Records from a data collection:
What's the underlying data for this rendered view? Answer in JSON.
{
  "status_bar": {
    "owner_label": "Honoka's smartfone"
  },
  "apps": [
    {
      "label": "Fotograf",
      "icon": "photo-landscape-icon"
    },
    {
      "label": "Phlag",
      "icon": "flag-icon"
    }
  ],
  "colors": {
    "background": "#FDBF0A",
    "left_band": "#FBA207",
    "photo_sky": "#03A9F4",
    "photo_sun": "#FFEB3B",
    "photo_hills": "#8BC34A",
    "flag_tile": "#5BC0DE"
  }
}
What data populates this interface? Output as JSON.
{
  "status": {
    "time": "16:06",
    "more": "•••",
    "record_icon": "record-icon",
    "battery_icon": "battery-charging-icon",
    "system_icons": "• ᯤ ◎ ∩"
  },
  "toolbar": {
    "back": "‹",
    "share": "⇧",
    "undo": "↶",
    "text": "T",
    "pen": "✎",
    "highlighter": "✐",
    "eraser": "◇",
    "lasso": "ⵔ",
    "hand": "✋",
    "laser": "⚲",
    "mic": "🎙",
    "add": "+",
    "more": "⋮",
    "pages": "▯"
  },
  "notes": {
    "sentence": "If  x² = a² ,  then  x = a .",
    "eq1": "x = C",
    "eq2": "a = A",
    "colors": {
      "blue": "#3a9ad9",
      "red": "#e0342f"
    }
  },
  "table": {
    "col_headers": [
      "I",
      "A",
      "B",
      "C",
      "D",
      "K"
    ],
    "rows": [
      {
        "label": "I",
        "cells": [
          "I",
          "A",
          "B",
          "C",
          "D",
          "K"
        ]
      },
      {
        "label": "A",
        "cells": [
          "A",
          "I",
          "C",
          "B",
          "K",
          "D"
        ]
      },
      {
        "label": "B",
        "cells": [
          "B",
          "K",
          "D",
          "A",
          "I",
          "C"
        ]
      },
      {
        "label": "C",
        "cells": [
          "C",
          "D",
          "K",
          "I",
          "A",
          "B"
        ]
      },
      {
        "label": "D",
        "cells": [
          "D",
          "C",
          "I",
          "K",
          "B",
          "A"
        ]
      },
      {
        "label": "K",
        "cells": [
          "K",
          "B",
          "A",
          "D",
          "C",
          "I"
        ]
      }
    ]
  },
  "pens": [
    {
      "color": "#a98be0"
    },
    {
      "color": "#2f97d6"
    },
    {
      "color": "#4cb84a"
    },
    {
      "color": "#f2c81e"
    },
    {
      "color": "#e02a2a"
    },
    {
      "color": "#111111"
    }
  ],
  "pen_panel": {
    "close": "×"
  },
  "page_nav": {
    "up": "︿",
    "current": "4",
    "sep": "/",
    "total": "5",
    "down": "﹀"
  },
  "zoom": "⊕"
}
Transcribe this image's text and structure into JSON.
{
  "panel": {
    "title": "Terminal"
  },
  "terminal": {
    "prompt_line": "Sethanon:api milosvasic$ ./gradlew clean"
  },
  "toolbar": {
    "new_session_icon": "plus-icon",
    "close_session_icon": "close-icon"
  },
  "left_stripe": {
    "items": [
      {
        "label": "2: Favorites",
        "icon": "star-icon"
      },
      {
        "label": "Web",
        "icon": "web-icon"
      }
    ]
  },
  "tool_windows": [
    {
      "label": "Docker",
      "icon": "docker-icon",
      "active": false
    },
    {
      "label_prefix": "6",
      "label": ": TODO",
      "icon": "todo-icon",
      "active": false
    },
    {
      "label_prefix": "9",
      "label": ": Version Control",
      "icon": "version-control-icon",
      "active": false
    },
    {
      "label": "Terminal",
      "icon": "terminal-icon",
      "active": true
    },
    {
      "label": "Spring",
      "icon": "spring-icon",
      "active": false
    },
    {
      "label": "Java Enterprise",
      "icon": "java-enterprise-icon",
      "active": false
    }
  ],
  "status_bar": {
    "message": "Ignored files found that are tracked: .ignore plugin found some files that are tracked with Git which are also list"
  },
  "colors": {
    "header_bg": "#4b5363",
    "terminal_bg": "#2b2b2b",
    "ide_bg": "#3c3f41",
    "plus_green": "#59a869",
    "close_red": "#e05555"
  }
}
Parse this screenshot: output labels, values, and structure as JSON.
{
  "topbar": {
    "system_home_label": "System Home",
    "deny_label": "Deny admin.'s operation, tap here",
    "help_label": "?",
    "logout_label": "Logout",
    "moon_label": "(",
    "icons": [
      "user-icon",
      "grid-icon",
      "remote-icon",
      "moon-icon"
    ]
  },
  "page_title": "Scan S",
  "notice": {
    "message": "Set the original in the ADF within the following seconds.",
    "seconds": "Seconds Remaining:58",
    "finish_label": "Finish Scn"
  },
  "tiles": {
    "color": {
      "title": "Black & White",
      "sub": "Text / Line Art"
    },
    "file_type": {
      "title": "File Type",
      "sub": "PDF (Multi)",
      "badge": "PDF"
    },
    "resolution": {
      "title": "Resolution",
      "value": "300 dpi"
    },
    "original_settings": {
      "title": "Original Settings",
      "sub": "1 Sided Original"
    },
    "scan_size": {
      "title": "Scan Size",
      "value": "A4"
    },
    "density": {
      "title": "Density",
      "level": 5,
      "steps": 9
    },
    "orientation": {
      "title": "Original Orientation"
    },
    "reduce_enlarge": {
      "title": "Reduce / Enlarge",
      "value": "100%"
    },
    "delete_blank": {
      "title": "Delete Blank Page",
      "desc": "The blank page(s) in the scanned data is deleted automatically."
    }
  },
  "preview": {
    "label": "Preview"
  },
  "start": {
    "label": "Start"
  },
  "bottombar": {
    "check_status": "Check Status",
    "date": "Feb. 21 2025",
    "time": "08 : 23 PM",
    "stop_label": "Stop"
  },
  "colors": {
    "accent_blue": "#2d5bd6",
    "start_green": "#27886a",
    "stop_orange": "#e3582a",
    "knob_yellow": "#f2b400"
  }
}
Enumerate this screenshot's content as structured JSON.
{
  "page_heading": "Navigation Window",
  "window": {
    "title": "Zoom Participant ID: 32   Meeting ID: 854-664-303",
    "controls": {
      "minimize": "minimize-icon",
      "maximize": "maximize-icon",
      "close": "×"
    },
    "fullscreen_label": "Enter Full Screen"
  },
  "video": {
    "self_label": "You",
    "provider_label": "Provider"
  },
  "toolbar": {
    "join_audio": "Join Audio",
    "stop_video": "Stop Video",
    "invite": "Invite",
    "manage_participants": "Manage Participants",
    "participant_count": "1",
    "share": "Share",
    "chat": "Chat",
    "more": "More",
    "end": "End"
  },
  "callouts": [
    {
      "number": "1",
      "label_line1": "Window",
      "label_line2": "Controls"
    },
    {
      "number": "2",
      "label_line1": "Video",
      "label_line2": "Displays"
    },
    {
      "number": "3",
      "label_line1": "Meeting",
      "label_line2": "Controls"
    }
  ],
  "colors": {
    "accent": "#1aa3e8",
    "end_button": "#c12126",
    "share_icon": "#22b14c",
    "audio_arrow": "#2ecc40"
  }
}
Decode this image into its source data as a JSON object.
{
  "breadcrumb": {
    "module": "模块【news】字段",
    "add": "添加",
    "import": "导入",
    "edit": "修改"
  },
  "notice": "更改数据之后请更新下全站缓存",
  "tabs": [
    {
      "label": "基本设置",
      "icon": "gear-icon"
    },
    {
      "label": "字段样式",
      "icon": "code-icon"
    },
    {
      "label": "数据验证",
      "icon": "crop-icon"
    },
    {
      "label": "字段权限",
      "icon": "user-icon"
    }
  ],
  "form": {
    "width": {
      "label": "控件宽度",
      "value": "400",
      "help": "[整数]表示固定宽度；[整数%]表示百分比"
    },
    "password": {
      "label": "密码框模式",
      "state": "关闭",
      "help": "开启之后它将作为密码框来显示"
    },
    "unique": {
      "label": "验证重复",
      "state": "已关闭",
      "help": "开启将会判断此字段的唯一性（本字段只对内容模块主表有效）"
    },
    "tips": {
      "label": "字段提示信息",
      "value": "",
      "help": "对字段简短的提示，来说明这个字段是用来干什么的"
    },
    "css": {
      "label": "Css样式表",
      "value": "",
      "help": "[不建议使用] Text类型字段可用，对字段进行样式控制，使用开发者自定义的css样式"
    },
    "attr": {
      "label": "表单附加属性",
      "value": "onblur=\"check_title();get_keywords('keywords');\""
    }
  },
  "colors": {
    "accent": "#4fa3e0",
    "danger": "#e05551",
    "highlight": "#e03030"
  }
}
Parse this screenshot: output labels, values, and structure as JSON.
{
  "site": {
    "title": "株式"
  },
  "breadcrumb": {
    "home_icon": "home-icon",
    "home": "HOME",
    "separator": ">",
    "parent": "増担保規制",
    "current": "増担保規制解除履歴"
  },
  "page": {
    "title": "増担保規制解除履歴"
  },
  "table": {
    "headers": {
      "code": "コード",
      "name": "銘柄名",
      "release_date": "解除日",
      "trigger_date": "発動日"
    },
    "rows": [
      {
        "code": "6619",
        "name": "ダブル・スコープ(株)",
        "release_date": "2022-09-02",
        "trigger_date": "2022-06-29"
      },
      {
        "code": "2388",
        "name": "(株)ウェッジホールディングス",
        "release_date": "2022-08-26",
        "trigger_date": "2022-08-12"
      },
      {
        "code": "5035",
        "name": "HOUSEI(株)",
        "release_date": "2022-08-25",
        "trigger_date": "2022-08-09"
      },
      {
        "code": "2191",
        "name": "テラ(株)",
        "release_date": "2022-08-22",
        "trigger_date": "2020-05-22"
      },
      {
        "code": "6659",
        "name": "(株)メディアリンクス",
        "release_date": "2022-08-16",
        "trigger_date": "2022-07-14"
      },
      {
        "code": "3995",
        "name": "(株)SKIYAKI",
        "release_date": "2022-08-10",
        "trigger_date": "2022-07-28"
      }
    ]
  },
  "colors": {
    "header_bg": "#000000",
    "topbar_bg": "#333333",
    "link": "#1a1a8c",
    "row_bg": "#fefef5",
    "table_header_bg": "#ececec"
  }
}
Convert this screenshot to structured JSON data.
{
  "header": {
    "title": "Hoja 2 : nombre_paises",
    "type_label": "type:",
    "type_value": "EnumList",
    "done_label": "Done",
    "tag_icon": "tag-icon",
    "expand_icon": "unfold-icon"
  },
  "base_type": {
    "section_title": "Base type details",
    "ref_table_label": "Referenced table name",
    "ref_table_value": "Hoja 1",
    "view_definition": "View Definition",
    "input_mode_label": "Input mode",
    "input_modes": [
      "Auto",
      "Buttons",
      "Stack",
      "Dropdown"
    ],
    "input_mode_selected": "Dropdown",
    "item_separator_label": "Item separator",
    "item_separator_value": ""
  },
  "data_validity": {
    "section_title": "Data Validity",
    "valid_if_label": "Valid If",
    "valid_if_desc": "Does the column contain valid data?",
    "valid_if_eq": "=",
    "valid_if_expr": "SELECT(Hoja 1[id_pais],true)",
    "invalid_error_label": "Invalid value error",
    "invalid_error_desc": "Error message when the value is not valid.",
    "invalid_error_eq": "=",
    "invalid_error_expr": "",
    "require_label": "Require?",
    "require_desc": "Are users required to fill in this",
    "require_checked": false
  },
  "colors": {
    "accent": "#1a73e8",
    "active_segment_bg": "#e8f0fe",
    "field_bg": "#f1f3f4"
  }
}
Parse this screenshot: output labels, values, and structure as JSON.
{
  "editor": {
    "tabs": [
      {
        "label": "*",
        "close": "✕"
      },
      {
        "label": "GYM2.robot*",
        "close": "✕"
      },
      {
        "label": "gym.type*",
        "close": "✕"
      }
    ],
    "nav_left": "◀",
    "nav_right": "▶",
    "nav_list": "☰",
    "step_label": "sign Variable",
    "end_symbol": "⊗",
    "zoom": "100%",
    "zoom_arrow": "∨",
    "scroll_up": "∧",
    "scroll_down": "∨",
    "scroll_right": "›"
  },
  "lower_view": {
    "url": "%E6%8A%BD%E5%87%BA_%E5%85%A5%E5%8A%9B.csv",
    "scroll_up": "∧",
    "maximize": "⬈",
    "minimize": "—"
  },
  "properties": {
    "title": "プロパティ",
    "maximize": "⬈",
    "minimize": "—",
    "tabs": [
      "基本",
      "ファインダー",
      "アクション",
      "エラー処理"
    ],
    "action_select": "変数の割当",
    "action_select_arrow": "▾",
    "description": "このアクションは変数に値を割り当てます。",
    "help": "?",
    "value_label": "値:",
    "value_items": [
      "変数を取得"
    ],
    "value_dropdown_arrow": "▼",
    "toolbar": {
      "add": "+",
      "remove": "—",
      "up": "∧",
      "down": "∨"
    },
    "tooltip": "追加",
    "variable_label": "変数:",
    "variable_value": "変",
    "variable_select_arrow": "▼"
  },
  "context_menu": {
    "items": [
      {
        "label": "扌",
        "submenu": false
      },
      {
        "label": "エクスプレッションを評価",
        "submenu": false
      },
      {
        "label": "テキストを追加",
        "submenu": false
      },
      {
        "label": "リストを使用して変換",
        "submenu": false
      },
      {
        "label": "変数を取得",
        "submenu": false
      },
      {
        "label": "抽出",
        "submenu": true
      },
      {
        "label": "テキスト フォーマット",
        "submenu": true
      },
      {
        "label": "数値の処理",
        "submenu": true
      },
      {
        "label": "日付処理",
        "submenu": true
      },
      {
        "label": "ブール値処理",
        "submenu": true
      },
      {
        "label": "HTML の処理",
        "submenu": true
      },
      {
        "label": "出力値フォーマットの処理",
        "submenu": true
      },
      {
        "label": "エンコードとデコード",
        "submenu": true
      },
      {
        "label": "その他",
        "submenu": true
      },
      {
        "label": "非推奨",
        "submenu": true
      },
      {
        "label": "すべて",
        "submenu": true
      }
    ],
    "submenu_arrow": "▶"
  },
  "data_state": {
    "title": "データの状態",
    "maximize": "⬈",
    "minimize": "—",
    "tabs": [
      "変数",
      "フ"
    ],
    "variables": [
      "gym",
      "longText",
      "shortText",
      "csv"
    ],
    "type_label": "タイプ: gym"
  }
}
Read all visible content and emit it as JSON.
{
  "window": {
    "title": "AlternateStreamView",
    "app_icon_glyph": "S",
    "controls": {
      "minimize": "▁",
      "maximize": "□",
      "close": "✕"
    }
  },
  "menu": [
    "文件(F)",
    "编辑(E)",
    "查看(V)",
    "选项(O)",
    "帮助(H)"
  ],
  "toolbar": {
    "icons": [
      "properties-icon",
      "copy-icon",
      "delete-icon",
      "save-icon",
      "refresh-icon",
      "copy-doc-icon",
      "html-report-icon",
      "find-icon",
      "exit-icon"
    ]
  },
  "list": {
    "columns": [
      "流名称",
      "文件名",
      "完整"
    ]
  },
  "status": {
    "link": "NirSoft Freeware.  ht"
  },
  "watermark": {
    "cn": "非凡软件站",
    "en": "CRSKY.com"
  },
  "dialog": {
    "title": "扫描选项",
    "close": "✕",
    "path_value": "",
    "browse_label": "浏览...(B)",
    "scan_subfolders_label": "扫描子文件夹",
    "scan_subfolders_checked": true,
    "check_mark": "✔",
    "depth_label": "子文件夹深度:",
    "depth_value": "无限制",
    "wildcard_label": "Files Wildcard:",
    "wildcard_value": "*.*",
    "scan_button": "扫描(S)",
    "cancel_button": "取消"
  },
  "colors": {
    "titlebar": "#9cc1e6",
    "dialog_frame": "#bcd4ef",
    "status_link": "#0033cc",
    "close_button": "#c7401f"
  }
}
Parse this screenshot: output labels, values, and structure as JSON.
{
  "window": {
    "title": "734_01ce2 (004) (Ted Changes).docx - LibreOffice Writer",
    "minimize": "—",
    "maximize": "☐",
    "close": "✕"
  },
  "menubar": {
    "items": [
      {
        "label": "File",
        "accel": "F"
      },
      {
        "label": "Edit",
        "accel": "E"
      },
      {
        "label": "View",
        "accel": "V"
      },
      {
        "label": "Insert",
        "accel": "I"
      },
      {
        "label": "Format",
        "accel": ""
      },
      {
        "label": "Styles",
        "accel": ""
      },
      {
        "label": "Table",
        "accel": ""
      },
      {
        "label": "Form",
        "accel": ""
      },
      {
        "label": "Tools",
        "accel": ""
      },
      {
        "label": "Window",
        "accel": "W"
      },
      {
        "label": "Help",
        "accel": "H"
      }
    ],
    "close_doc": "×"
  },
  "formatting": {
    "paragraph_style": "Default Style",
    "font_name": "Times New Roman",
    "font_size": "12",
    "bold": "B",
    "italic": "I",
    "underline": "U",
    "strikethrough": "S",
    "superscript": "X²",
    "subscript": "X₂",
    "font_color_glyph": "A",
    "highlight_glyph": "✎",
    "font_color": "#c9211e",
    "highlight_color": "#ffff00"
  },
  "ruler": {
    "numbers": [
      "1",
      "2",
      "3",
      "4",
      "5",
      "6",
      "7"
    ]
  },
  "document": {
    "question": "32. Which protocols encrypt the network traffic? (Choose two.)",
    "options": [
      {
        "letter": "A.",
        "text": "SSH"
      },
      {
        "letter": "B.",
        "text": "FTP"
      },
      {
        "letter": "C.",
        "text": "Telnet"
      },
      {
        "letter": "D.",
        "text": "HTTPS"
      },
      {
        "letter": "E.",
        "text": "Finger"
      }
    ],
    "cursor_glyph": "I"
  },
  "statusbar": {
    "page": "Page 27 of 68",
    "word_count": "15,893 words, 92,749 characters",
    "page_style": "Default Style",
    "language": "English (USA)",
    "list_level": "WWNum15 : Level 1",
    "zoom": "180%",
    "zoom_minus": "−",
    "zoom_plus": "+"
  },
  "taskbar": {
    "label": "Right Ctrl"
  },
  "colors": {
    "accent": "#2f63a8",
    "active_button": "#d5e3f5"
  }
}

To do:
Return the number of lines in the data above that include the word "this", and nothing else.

Task response:
11